          The talk at the Council is that you have taken the VC under your wings. Is that why you are always writing excuses and covering up the facts for her? No Council member is then going to reveal his identity to you. It is asking for trouble because she will refuse to sign our documents or pay our travel allowances for that.

          So much for free expression at Jaffna.

  • 2
    1

    Aruva meesai.

    Unusual Pseudonym!

    The Thurumbar are already in Jaffna! The bridge is not going to bring them from South India.
    What a terrible punishment imposed on this so-called caste group; They could walk on the streets only after dusk,and if they see a Vellala they need to cover their faces!
    This carrying a coconut palm to wipe out their foot prints,I have not read.
    Mans inhumanity to man has no horizons!

  • 0
    0

    Dear Student
    If a teacher has to teach a student to think, there is something wrong with both student and teacher as such ‘teaching’ stifles free thinking.
    A good teacher merely lets the student think and work things out by himself/herself.
    I had many such even at my semi-urban school, and I am sure that there is no dearth for such teachers in our universities.

  • 0
    1

    I reproduce in full an article in the Island a decade back on the attire of men and women, Sinhala and Tamil in the Lanka/ Ceylon of old. As the photographs are not copiable, they have not appeared. I however give link as it appears on Google.

    http://www.livingheritagd.org/toplessness/htm

    It is largely a review of the book on subject by Nira Wichremasinghe.

    “The Garb of Innocence: A Time of Toplessness

    • 1
      1

      The correct format for the above link should be:

      Living heritage.org/toplessness/htm

      The Editor has disallowed the full contents of the the above article to appear.

      Dr.RN

  • 1
    0

    The dress code has been withdrawn this time.

    For the future my advice is for the students and staff to be ready for non violent resistance to protest.

    In the case of a dress code a clear protest would be to behave exactly in the way that has been forbidden. Would the university manage to turn away thousands of bearded students wearing jeans?

    • 0
      0

      Inspector Sir

      I fully endorse your position on protest (although it may cost women a little to sport a beard).

      The way students have been reported to have clashed in the name of faculty, batch and other forms of identity is worrying. The dress code issue could have united them. But it got corrected too soon.

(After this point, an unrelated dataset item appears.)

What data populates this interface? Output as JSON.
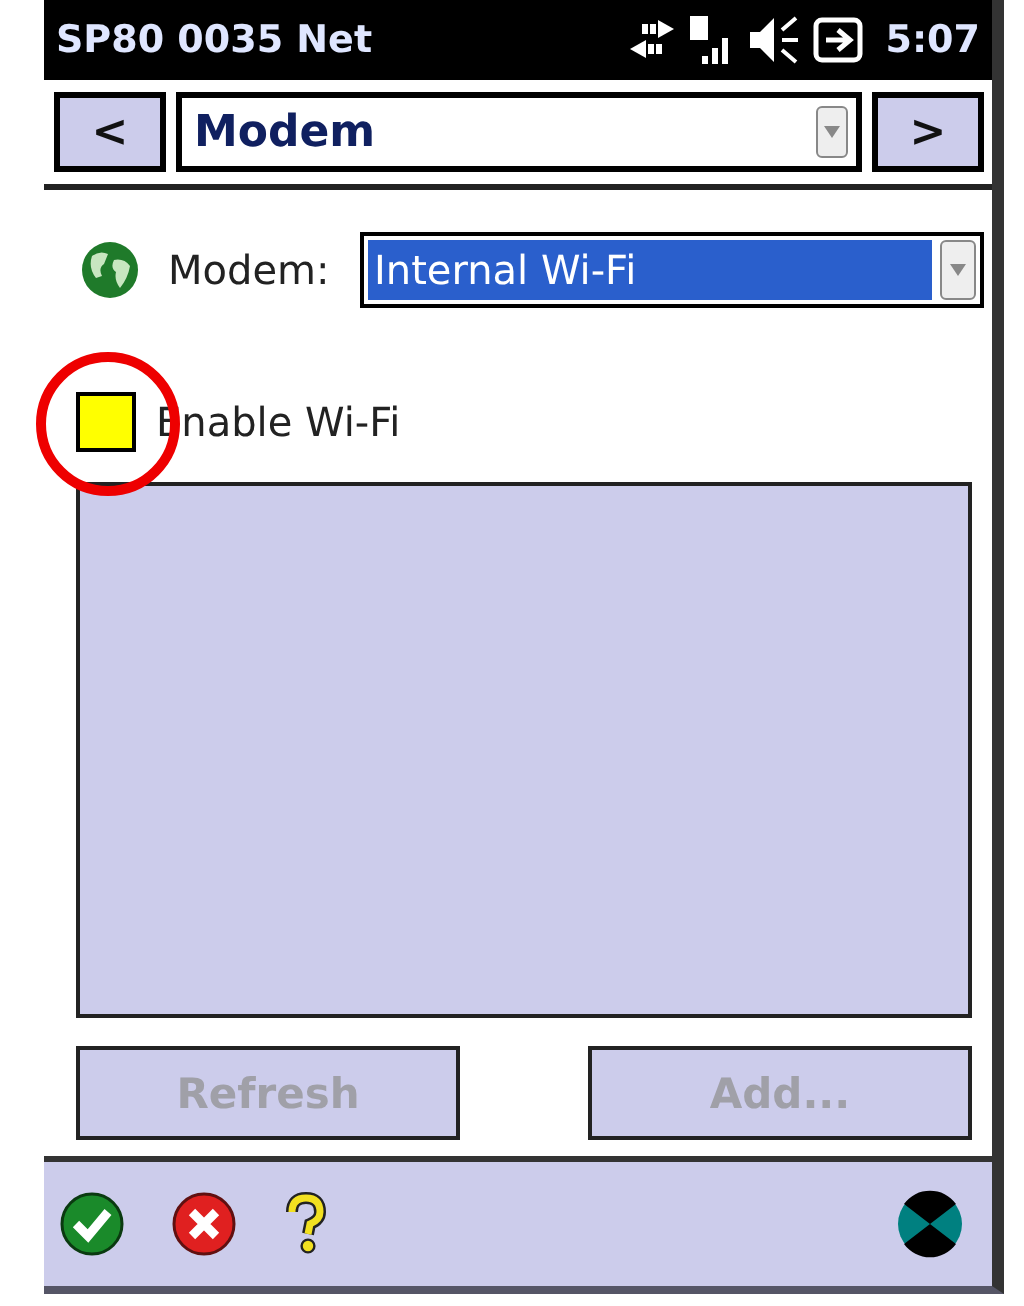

      The sad thing is that the Tamil students are by and large no interested in bigger issues and have, since the days of the Tamil youth movements’ meddling in campus affairs, been initially polarized politically to be later monopolized by narrow nationalist politics of a particular kind.
      Intimidation by LTTE kept social conduct ‘disciplined’ but now there are worse things than ‘unacceptable’ clothing to worry about, which cannot be rectified by diktat.

      The student community should return to the tradition of democratic discussion of long past.
      But that is not easy in a society in a crisis of values, aggravated by the flux of ‘free’ cash.

Leave A Comment

Comments should not exceed 300 words. Embedding external links and writing in capital letters are discouraged. Commenting is automatically shut off on articles after 10 days and approval may take up to 24 hours. Please read our Comments Policy for further details. Your email address will not be published.